“Personally, I do not like all this attention, but it is for the President of the United States, and I have great respect for the office” — Calvin Coolidge to his Aunt Mrs. Pollard, after boarding the Mayflower to formal salutes, the National Anthem and the ceremonious presentation of his sailing cap (Paul Boller, Presidential Diversions. Orlando: Harcourt, 2007, p.217).
“Everything that the President does potentially at least is of such great importance that he must be constantly on guard. This applies not only to himself, but to everybody about him. Not only in all his official actions, but in all his social intercourse, and even in his recreation and repose, he is constantly watched by a multitude of eyes to determine if there is anything unusual, extraordinary, or irregular, which can be set down in praise or in blame…While such events finally sink into their proper place in history as too small for consideration, if they occur frequently they create an atmosphere of distraction that might seriously interfere with the conduct of public business which is really important” — Calvin Coolidge, The Autobiography, pp.216-7.
“When the President speaks it ought to be an event” — Calvin Coolidge, The Autobiography, p.219, when discussing the refusal to give speeches from the rear platforms of trains. To Coolidge, it was beneath the dignity due the Office. He had great esteem for the Presidency.
“This was I and yet not I, this was the wife of the President of the United States and she took precedence over me; my personal likes and dislikes must be subordinated to the consideration of those things which were required of her” — First Lady Grace Coolidge
“Even after passing through the presidential office, it still remains a great mystery. Why one person is selected for it and many others are rejected cannot be told. Why people respond as they do to its influence seems to be beyond inquiry. Any man who has been placed in the White House can not feel that it is the result of his own exertions or his own merit. Some power outside and beyond him becomes manifest through him. As he contemplates the workings of his office, he comes to realize with an increasing sense of humility that he is but an instrument in the hands of God” — Calvin Coolidge, The Autobiography, pp.234-5.
“Young man, you are having dinner tonight with the President of the United States. You will dress properly. Go to your room and change” — President Calvin Coolidge to his son, John, after the boy had come back to the White House in casual clothes and wanted to know why, since no guests were expected outside the family, he had to dress formally and appear punctually for 7PM dinner (Robert Gilbert, The Tormented President, p.51).
Father Coolidge was not thinking of how it reflected upon him personally, he was regarding the respect due to the Presidency, an obligation equally as binding on him as upon his family.

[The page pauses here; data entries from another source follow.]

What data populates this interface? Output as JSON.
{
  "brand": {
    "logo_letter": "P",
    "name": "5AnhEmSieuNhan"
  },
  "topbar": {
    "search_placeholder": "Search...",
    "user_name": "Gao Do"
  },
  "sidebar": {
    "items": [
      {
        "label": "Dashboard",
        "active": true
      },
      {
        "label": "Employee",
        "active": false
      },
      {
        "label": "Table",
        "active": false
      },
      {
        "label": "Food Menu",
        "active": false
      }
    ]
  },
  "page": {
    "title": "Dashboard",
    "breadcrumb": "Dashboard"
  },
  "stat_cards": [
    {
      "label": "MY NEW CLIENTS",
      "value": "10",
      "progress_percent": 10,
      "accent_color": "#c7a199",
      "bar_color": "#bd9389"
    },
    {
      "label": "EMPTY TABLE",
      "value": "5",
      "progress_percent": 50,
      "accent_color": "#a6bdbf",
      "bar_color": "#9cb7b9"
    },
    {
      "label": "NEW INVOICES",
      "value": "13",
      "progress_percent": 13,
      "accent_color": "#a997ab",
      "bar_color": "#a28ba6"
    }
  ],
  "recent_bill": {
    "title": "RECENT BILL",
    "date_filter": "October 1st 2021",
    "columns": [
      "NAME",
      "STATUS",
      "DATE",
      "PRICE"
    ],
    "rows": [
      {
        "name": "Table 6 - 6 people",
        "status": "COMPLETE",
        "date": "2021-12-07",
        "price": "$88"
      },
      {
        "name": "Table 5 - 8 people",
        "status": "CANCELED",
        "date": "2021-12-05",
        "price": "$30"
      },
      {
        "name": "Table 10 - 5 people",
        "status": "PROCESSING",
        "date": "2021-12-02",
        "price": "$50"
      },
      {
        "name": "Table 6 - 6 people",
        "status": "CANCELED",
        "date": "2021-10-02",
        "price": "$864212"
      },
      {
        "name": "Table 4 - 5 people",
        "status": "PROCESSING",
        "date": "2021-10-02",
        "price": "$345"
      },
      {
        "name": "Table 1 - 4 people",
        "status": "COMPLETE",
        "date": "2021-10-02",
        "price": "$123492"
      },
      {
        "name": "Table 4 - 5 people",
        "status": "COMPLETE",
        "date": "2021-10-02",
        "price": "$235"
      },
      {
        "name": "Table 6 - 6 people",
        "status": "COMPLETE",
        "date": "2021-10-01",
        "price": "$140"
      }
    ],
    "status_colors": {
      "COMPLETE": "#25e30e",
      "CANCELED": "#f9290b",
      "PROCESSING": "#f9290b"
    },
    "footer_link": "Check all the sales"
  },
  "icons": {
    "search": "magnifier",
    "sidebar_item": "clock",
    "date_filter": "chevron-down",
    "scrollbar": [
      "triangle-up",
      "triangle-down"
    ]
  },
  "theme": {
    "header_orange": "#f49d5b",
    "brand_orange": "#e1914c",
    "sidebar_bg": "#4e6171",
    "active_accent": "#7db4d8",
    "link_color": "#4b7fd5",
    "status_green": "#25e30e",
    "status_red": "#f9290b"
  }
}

For Coolidge, the President was more than the man who occupied it at the time, it was the great and dignified responsibility of the Office. It would not be cheapened or sacrificed through any action on the part of himself or his family. This remained true all of his life, whatever office he held.
The secretary who worked in his law office, Ernestine Perry, once recounted the occasion that Lieutenant Governor Coolidge called from the train station. He was quite “disgruntled,” she remembered. It seems he had become separated from his hat and coat, arriving before them on a separate train to Northampton. As Mrs. Perry recounted, Coolidge “had only to walk the length of the platform and cross the street to his office, but he would not attempt it hatless.” To confuse this response with vanity is greatly mistaken, Coolidge held each office with the highest honor. He would not detract from it for the sake of his own convenience, sending the message that an informal appearance conveyed: flippant disregard for one’s duties. As Mrs. Perry observed, “He felt keenly that public officials should maintain the dignity of office. To him it represented the public trust. His dignity was not a pose. He was always orderly. I never saw him in need of a shave, and I never saw his hair untidy. I never saw his shoes in need of a shine” (Good Housekeeping, March 1935, p.214). It was not the appearances themselves but what the outward neglect said about the substance of the person that mattered to Coolidge.
Even his readiness to wear the gifts presented to him, despite how it made him personally appear, conformed to his high regard for the Presidential Office. Coolidge wore them not to denigrate official dignity for were he to refuse the headdress, the ten-gallon hat and chaps given to the President, it would have hurt the bond of mutual respect that must necessarily continue between the Office and the People. He could not injure so delicate a sentiment because it would impair the strength of that very legitimate connection the people rightly have to those they choose to serve as their leaders.
“It was my desire to maintain about the White House as far as possible an attitude of simplicity and not engage in anything that had an air of pretentious display. That was my conception of the great office. It carries sufficient power within itself, so that it does not require any of the outward trappings of pomp and splendor for the purpose of creating an impression. It has a dignity of its own which makes it self-sufficient. Of course, there should be proper formality, and personal relations should be conducted at all times with decorum and dignity, and in accordance with the best traditions of polite society. But there is no need of theatricals. But, however much he may deplore it, the President ceases to be an ordinary citizen” — Calvin Coolidge, The Autobiography, p.217.